It wasn’t the thunder of the boulder bearing down on Indiana Jones that made me hug my popcorn, it was the slicing strings and the brassy march of our hero’s theme. When an older Private Ryan headed across a field of tombstones, my tears joined his because of the melodic hymn that opened my heart. And when Kal-El of Krypton, donning blue suit and red cape, hauls Lois Lane and a crushed helicopter up the side of a Metropolis skyscraper, my mouth was open in awe — not because director Richard Donner and Christopher Reeve made me believe Superman could fly . . .
. . . but because John Williams did.
This same man, whose sweeping symphonic scores conveyed the loneliness and courage of Luke Skywalker, captured the relentless primeval drive of a Great White shark and featured the aching violin that spoke for millions of tortured Jews, also befriended a young boy in a small town in Western Oregon . . . without even knowing how crucial that friendship would be.
I’ve never met John Williams. I have seen him live in performance twice, and I’ve watched him often on television with the Boston Pops. But I’ve only had his music as companion. His music has been a balm, a motivator, a comforter and, always, faithfully there when I needed it.
Growing up in the 1970s I listened to rock music but never bought an album by Styx or KISS or Boston or Led Zeppelin. But I did collect albums by John Williams. I remember first being aware of his music when seeing The Poseidon Adventure. I remember thinking how dramatic the movie was, with Gene Hackman and Roddy McDowell all covered in oil, crawling through the upside-down cruise liner. And I recall mentally stepping outside the movie for a moment, thinking, Hey, the music is really making this scene tense.

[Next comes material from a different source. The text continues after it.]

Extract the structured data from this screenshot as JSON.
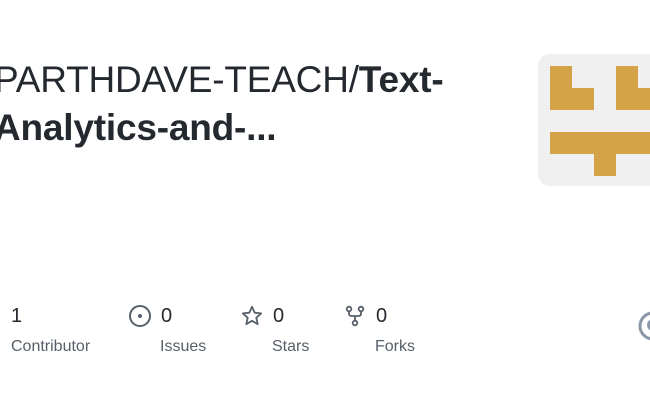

Then I saw Towering Inferno, whose opening credits feature a helicopter flying across the San Francisco skyline, and was swept up by that marvelous theme. From that point on, whenever I saw John Williams’ name come over the credits, I knew the music would be good and the movie that much better because of it.
The first album I bought was Jaws. And I don’t know why, because the music scared the hell out of me. I loved the seafaring music with its nautical, upbeat and hopeful air. But when the main theme came over (Da-dum. Da-dum. DadumDadumDadumDadum), all bets were off. And one track, “Night Search,” I would never play. It was the horrific music with screaming strings that accompanies Hooper as he confronts the dead fisherman’s head in the bottom of the boat.
Then came the Star Wars soundtrack, Superman, Raiders of the Lost Ark, ET, and on and on. As I got savvier about his catalog, I went back and bought The Reivers and The Cowboys. The scores were numerous, but Williams kept pouring out musical heart and soul, infusing an intrinsic character into the films he scored. How could one man bring so much diversity, so much intricacy, so much melody to the silver screen, over and over and over again? This isn’t just talent. This is genius. I felt (and still do) like an unmerited benefactor of such wonderful gifts.
John Williams became my friend, too. Here’s how. Go back to 1977, a big year for him. He’d just come off from the tremendous success of Jaws, winning an Oscar for his efforts. Then came Star Wars and another Oscar. That same year he also composed the score for Close Encounters of the Third Kind, in which his music literally became the language bridge between two cultures spanned by space and time.
This film had a profound impact on me — wondrous and incredibly personal all at once. The story of Roy Neary, his encounter with the benevolent unknown, his breakdown and subsequent revelation, transported me like no other film ever had. I had hardly left the theater before I raced to the nearest record store and purchased its magnificent score.
I played the music a lot during that gray, rainy November-December of Western Oregon — because in October I had lost my father to a swift and wrenching battle with cancer. His death not only cut the legs out from under my 16-year-old body, but it left me emotionally reeling, trying to find equilibrium and flailing in the process.
I did have a lot of support at the time: a faith that was viscerally real, friends who drew close. But the music from Close Encounters did something different. It lifted and sustained me in its lyricism. When the ache of grief would overwhelm me, I would put on the score of Close Encounters, move the needle to the last track, “Bye & End Titles,” then lie down on the floor with my head next to one of the speakers. The music would carry me away.
It buoyed me, easing the pain of missing my dad, somehow reassuring me it wouldn’t last forever. And as the last strains of the inspiring music floated away, much as the Mothership disappeared into the eternity of space, I always found myself more rested, more at peace. And more hopeful.
Originally from the Pacific Northwest, John Kelly now lives in East Texas, where he writes full time.